The department only recruits every three years, so regular engagement is important for it to keep people interested. The department even boasts a YouTube page where they share videos of a “day in the life,” following individuals in the department.
“We also have a series called ‘New Beginnings,’ where a number of our folks share their story of how they were once (for example) a school teacher, and now they’re a firefighter/EMT, and we have chefs and military personnel, and just to be able to share those stories, we hope strikes a chord with people who might be in those same shoes and who might be looking for a change. Maybe you weren’t following us on social media, but someone shared that video and it took off on Facebook.”
One YouTube video, “MFD Heavy Urban Rescue Team Assists with Rescue Following Plane Crash,” dated May 16, 2021, has 1.7 million views.
“For those who have that capability to find versatile ways to relay the same message, you’re going to have a greater success rate, reaching people you didn’t expect to reach,” Schuster said. “It gives people a taste of what the job is, but also shows the people that are inside the department working for us and making them relatable.”
Larson added the Zoom meetings and other videos aren’t perfect. They don’t use extravagant lighting and use the firehouses as backgrounds for their videos.
“We want people to feel like we’re approachable,” she said. “We just want to show that, ‘We’re regular people over here, and we hope you’ll join our team.’”

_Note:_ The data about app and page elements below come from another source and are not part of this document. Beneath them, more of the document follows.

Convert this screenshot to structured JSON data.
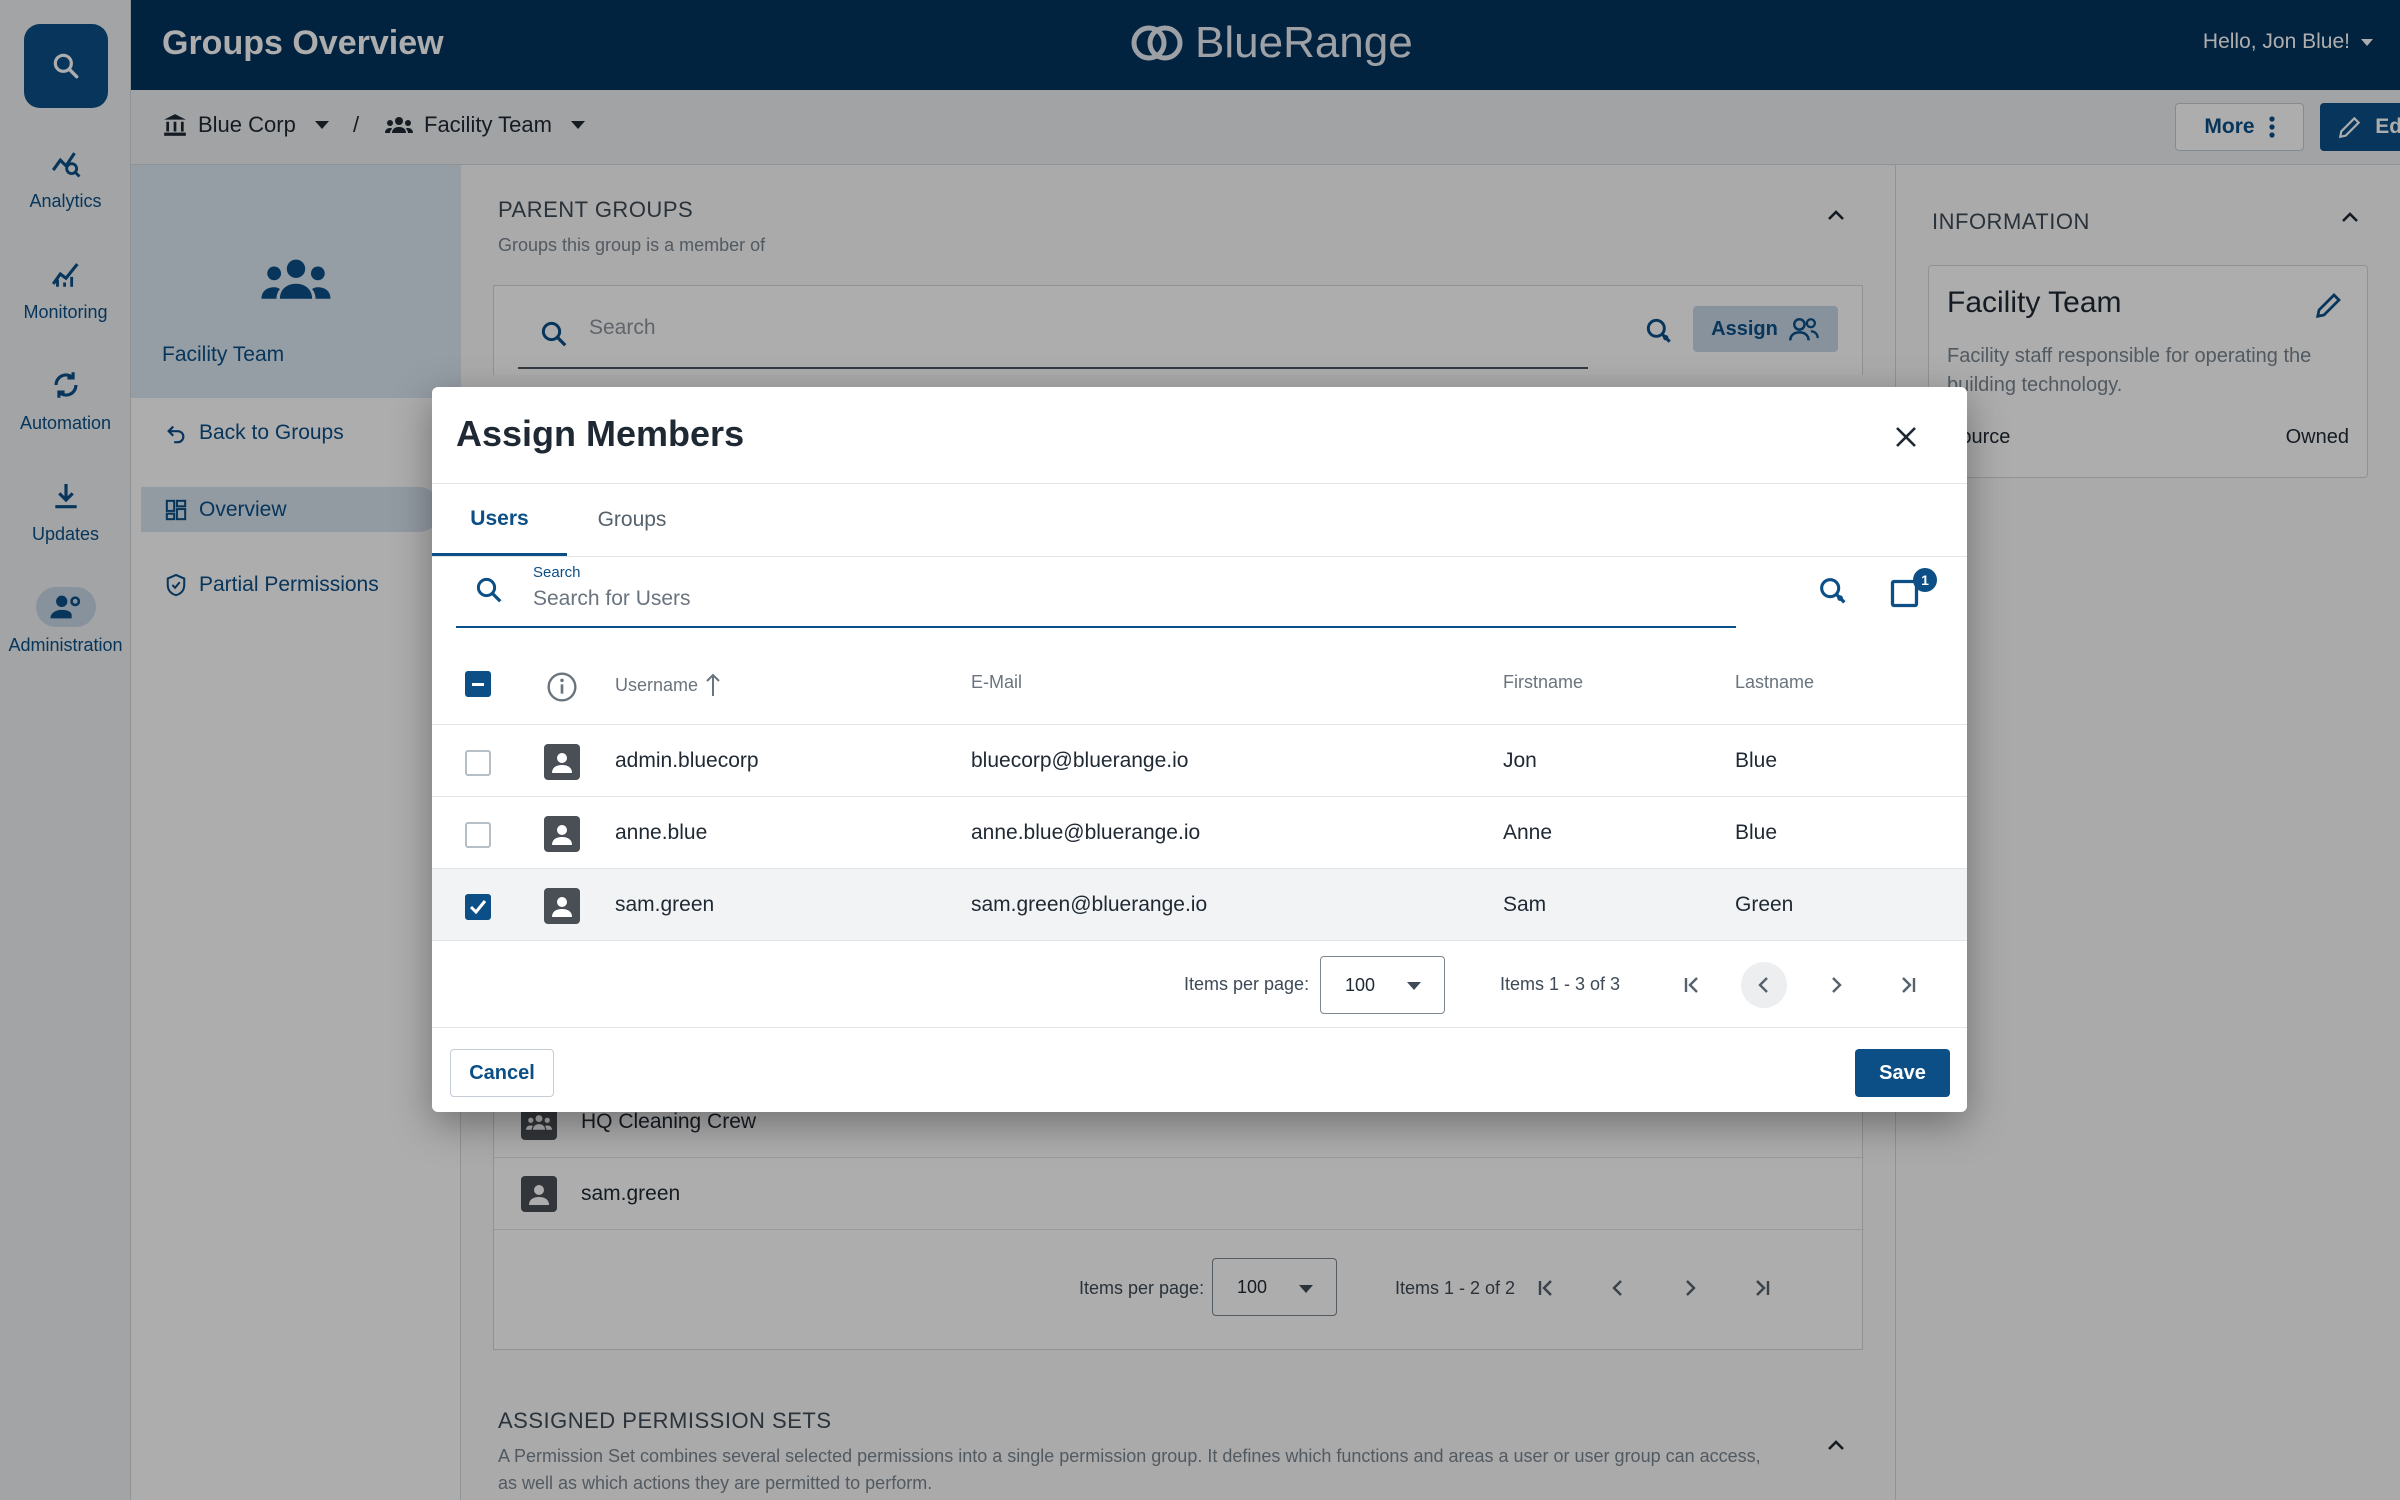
{
  "header": {
    "title": "Groups Overview",
    "brand": "BlueRange",
    "user_greeting": "Hello, Jon Blue!"
  },
  "rail": {
    "items": [
      {
        "label": "Analytics",
        "icon": "analytics-icon"
      },
      {
        "label": "Monitoring",
        "icon": "monitoring-icon"
      },
      {
        "label": "Automation",
        "icon": "automation-icon"
      },
      {
        "label": "Updates",
        "icon": "download-icon"
      },
      {
        "label": "Administration",
        "icon": "admin-icon",
        "active": true
      }
    ]
  },
  "breadcrumb": {
    "org": "Blue Corp",
    "separator": "/",
    "group": "Facility Team"
  },
  "toolbar": {
    "more_label": "More",
    "edit_label": "Edit Group"
  },
  "leftnav": {
    "group_name": "Facility Team",
    "links": [
      {
        "label": "Back to Groups",
        "icon": "back-icon"
      },
      {
        "label": "Overview",
        "icon": "dashboard-icon",
        "active": true
      },
      {
        "label": "Partial Permissions",
        "icon": "shield-icon"
      }
    ]
  },
  "parent_groups": {
    "title": "PARENT GROUPS",
    "subtitle": "Groups this group is a member of",
    "search_placeholder": "Search",
    "assign_label": "Assign"
  },
  "members": {
    "rows": [
      {
        "name": "HQ Cleaning Crew",
        "type": "group"
      },
      {
        "name": "sam.green",
        "type": "user"
      }
    ],
    "pagination": {
      "items_per_page_label": "Items per page:",
      "items_per_page": "100",
      "range": "Items 1 - 2 of 2"
    }
  },
  "permission_sets": {
    "title": "ASSIGNED PERMISSION SETS",
    "description": "A Permission Set combines several selected permissions into a single permission group. It defines which functions and areas a user or user group can access, as well as which actions they are permitted to perform."
  },
  "info": {
    "title": "INFORMATION",
    "name": "Facility Team",
    "description": "Facility staff responsible for operating the building technology.",
    "source_label": "Source",
    "source_value": "Owned"
  },
  "modal": {
    "title": "Assign Members",
    "tabs": [
      "Users",
      "Groups"
    ],
    "active_tab": "Users",
    "search": {
      "label": "Search",
      "placeholder": "Search for Users"
    },
    "selected_count": "1",
    "columns": {
      "username": "Username",
      "email": "E-Mail",
      "firstname": "Firstname",
      "lastname": "Lastname"
    },
    "sort": {
      "column": "username",
      "direction": "ascending"
    },
    "users": [
      {
        "username": "admin.bluecorp",
        "email": "bluecorp@bluerange.io",
        "firstname": "Jon",
        "lastname": "Blue",
        "selected": false
      },
      {
        "username": "anne.blue",
        "email": "anne.blue@bluerange.io",
        "firstname": "Anne",
        "lastname": "Blue",
        "selected": false
      },
      {
        "username": "sam.green",
        "email": "sam.green@bluerange.io",
        "firstname": "Sam",
        "lastname": "Green",
        "selected": true
      }
    ],
    "pagination": {
      "items_per_page_label": "Items per page:",
      "items_per_page": "100",
      "range": "Items 1 - 3 of 3"
    },
    "cancel_label": "Cancel",
    "save_label": "Save"
  },
  "colors": {
    "primary": "#0b4f86",
    "header": "#04345f",
    "accent_light": "#c7d8e8"
  }
}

For more information about how Madison handles its recruitment process, visit the one-stop shop at https://www.cityofmadison.com/fire/join-mfd.